I love a list. Every time I went on holiday, starting from as soon as I could write, I'd make a packing list. I now make these and keep them on computer, and I wish I had access to those I made years ago. I'm sure they'd make fascinating reading (age seven: "yellow shorts, turquoise towel ling top with tie sleeves, best Petit Bateau knickers"). Mock not - it's such funny little lists that, viewed years later, give us great insight.

This is how I learned that, in 1755, a man named George Lucy packed quite the wrong things for a holiday to Naples. Poor old George discovered that the Italians "dress much, and I have been obliged to daub myself all over with silver, accompanied with a sword and a bag wig". He had to write to his housekeeper to ask her to send out smarter clothes. "My best embroidered suit; the light-coloured suit of uniformity laced with gold; the white Dresden waistcoat and the two pairs of velvet breeches: one red, the other black. And half a dozen more shirts with the Dresden ruffles tacked to them." He asked for his most precious shirts not to be sent, for fear of theft, and he was right: his trunk was stolen by pirates and never made it. Baggage handling has improved little since.

I love the way lists hint at order, even if I rarely follow them - I tend to panic at the last moment and shovel everything in. Who, outside the pages of glossy magazines, lays co-ordinated outfits on the bed before packing? Isn't half the fun realising that you've turned up on holiday with ten tops and only a pair of pyjama bottoms? It's lovely to test one's improvisational skills.

Hmm, perhaps that depends on age. When I was 15 I went to Italy with my father. Halfway into our month's holiday, we went on a supposed day trip to see his sister - an hour's drive away. Would I like to stay the night without him? Sure! I was having such fun playing with my cousins. Only, the next day, my father didn't come and pick me up - or the next, or the next. Had I known the number for social services I'd have rung them. He left me there for one whole week. My poor aunt tried to help by washing and ironing my clothes every night and handing them back to me in the morning. I was distraught.

Thirteen years later, I found myself in Italy again, having forgotten to pack anything other than ten pairs of knickers, and having only the clothes I was standing up in. At first, I panicked and tried to get friends to break into my apartment and FedEx other clothes over.
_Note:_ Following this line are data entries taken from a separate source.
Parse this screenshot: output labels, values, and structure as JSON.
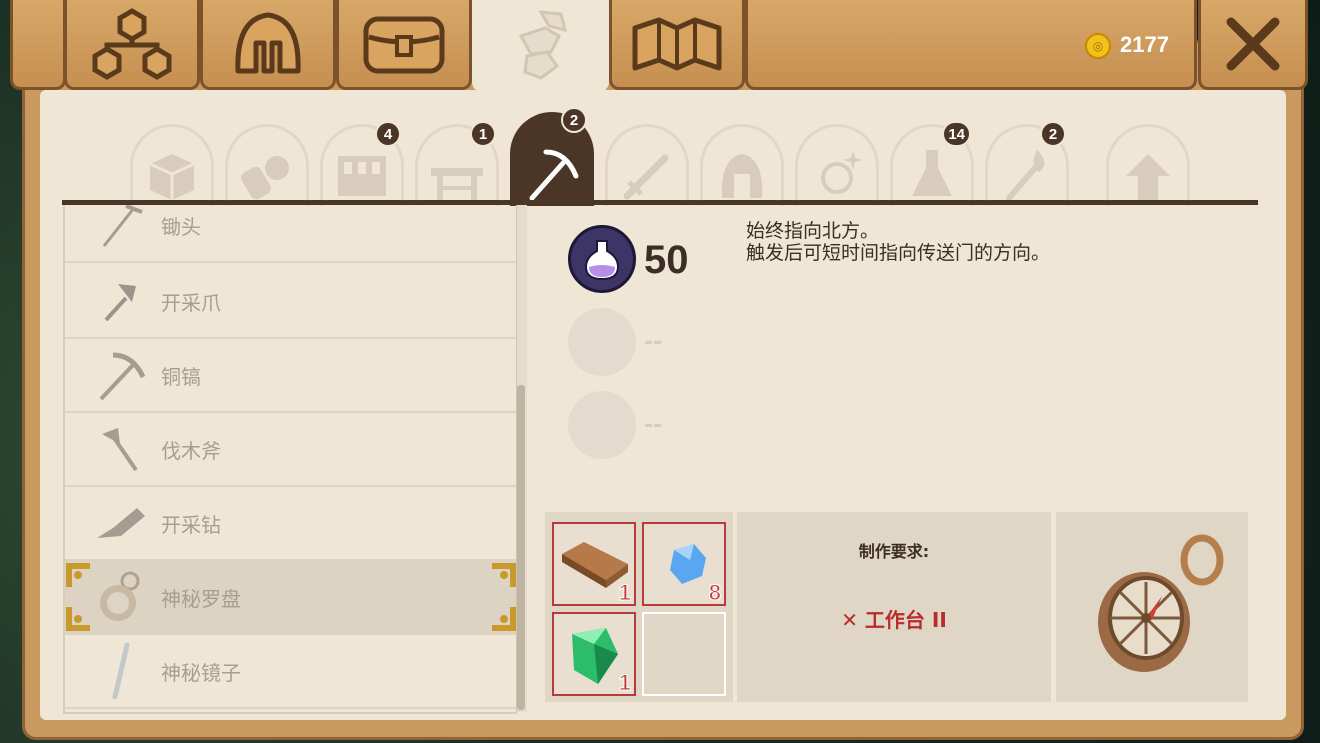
{
  "top_tabs": [
    {
      "name": "skill-tree",
      "icon": "skill-tree-icon"
    },
    {
      "name": "equipment",
      "icon": "helmet-icon"
    },
    {
      "name": "inventory",
      "icon": "bag-icon"
    },
    {
      "name": "crafting",
      "icon": "crafting-hands-icon",
      "active": true
    },
    {
      "name": "map",
      "icon": "map-icon"
    }
  ],
  "currency": {
    "amount": "2177",
    "icon": "gold-coin-icon"
  },
  "categories": [
    {
      "icon": "cube-icon",
      "badge": ""
    },
    {
      "icon": "bandage-icon",
      "badge": ""
    },
    {
      "icon": "machine-icon",
      "badge": "4"
    },
    {
      "icon": "table-icon",
      "badge": "1"
    },
    {
      "icon": "pickaxe-icon",
      "badge": "2",
      "active": true
    },
    {
      "icon": "sword-icon",
      "badge": ""
    },
    {
      "icon": "helmet-icon",
      "badge": ""
    },
    {
      "icon": "sparkle-ring-icon",
      "badge": ""
    },
    {
      "icon": "potion-flask-icon",
      "badge": "14"
    },
    {
      "icon": "torch-icon",
      "badge": "2"
    },
    {
      "icon": "upgrade-arrow-icon",
      "badge": ""
    }
  ],
  "items": [
    {
      "label": "锄头",
      "icon": "hoe-icon"
    },
    {
      "label": "开采爪",
      "icon": "mining-claw-icon"
    },
    {
      "label": "铜镐",
      "icon": "copper-pickaxe-icon"
    },
    {
      "label": "伐木斧",
      "icon": "axe-icon"
    },
    {
      "label": "开采钻",
      "icon": "mining-drill-icon"
    },
    {
      "label": "神秘罗盘",
      "icon": "compass-icon",
      "selected": true
    },
    {
      "label": "神秘镜子",
      "icon": "mirror-icon"
    }
  ],
  "details": {
    "stats": [
      {
        "value": "50",
        "icon": "mana-potion-icon"
      },
      {
        "value": "--"
      },
      {
        "value": "--"
      }
    ],
    "description_line1": "始终指向北方。",
    "description_line2": "触发后可短时间指向传送门的方向。"
  },
  "materials": [
    {
      "icon": "copper-bar-icon",
      "count": "1"
    },
    {
      "icon": "blue-crystal-icon",
      "count": "8"
    },
    {
      "icon": "green-gem-icon",
      "count": "1"
    },
    {
      "icon": "",
      "count": ""
    }
  ],
  "requirements": {
    "title": "制作要求:",
    "item": "✕ 工作台 II"
  },
  "preview": {
    "icon": "compass-preview-icon"
  },
  "colors": {
    "wood": "#c58f50",
    "paper": "#efe6d6",
    "dark": "#4a3527",
    "missing": "#b82c2c"
  }
}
But then I relaxed and, this time round, I wore the same thing every day (washed, of course) and found it totally liberating. It was glorious, like having a holiday uniform. Sometimes, short lists are best.

Annalisa Barbieri was in fashion PR for five years before going to the Observer to be fashion assistant. She has worked for the Evening Standard and the Times and was one of the fashion editors on the Independent on Sunday for five years, where she wrote the Dear Annie column. She was fishing correspondent of the Independent from 1997-2004.

This article first appeared in the 30 June 2008 issue of the New Statesman, Thou shalt not hug